An editorial in Australian Doctor magazine has expressed optimism that Notre Dame University's medical school will produce doctors who will be "willing and able to treat all patients without prejudice".

The editorial, written by Dr Kerri Parnell, pointed out that the personal views of future medical graduates have been in the news, with fears that graduates of the new medical school at the Catholic Notre Dame University in Fremantle may allow their views to affect the care they deliver. Dr Parnell said concerns about graduates of the school stemmed partly from the cases of pharmacies that have refused to stock condoms or the morning-after pill for ethical reasons.

Prefacing her comments with a recognition of the church's "role in providing care to often-neglected sectors of the community, including the disadvantaged and those with HIV/AIDS", Dr Parnell quoted concern expressed in the Medical Journal of Australia that the ethos of the new medical school may limit patient access to health services and comprehensive medical care.

"The article suggests graduates of religiously affiliated medical schools may have concerns about certain treatments, which in turn limit their ability to provide the full gamut of medical care," she said. "In addition, there's a danger graduates' education will be inadequate in some areas, such as termination of pregnancy, provision of contraception, assisted reproductive technologies, genetic counselling and end-of-life care."

Dr Parnell said that although officials at Notre Dame say their course will deal with these issues in a non-judgmental and ethical manner, "they acknowledge that the use of contraception is an immoral act according to Catholic doctrine".

While praising some aspects of the university's application, such as the proposed units in philosophy and ethics, an Australian Medical Council assessment of Notre Dame's medical course marked several issues for attention, and suggested the compulsory theology course should either be optional or modified to ensure it equipped graduates to deal with patients of all beliefs.

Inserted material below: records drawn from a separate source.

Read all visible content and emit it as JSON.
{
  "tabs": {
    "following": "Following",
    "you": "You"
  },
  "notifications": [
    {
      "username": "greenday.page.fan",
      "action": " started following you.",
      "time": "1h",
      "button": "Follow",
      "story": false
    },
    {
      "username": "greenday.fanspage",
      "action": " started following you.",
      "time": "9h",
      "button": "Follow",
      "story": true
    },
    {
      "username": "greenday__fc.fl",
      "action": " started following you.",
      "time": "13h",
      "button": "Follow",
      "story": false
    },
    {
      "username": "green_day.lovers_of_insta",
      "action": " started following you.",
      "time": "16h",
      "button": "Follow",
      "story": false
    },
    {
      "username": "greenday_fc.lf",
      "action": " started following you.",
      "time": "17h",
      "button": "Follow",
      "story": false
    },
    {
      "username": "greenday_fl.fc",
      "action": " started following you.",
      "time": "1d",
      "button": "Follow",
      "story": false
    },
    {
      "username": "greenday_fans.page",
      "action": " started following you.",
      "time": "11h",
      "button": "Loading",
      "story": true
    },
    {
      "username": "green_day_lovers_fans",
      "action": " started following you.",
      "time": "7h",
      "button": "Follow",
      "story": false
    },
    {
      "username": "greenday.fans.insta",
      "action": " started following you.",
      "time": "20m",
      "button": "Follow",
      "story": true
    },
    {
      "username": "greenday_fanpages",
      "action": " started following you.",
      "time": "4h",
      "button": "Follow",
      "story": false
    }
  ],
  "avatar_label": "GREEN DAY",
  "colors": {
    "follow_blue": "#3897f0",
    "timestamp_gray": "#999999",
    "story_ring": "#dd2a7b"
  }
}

Dr Parnell concluded: "It is hoped that any adverse effects of religious affiliation on medical education will remain in the realm of the theoretical and our future doctors, regardless of their alma mater, will be willing and able to treat all patients without prejudice."

SOURCE
Editorial: Religious prejudice has no place in theory or practice (Australian Doctor 20/7/05)

LINKS (not necessarily endorsed by Church Resources)
Notre Dame University Australia
Increasing diversity at the cost of decreasing equity? Issues raised by the establishment of Australia's first religiously affiliated medical school (Medical Journal of Australia 2005 - 183-1)
Centre for Values, Ethics and Law in Medicine

ARCHIVE
Academics challenge idea of Catholic medical school (CathNews 4/7/05)
Commencement of works at Sydney's new Catholic university (CathNews 10/6/05)
Notre Dame Medical School inaugurated with Eucharist (CathNews 24/2/05)
Notre Dame med school one step closer (CathNews 24/1/05)
New schools boost medical training (CathNews 30/11/04)
Demand builds for Notre Dame (The Australian 27/10/04)
Notre Dame welcomes Federal support for Sydney campus (CathNews 2/8/04)

MORE STORIES
Medical school defends theology class (Australian Doctor 20/7/05)


21 Jul 2005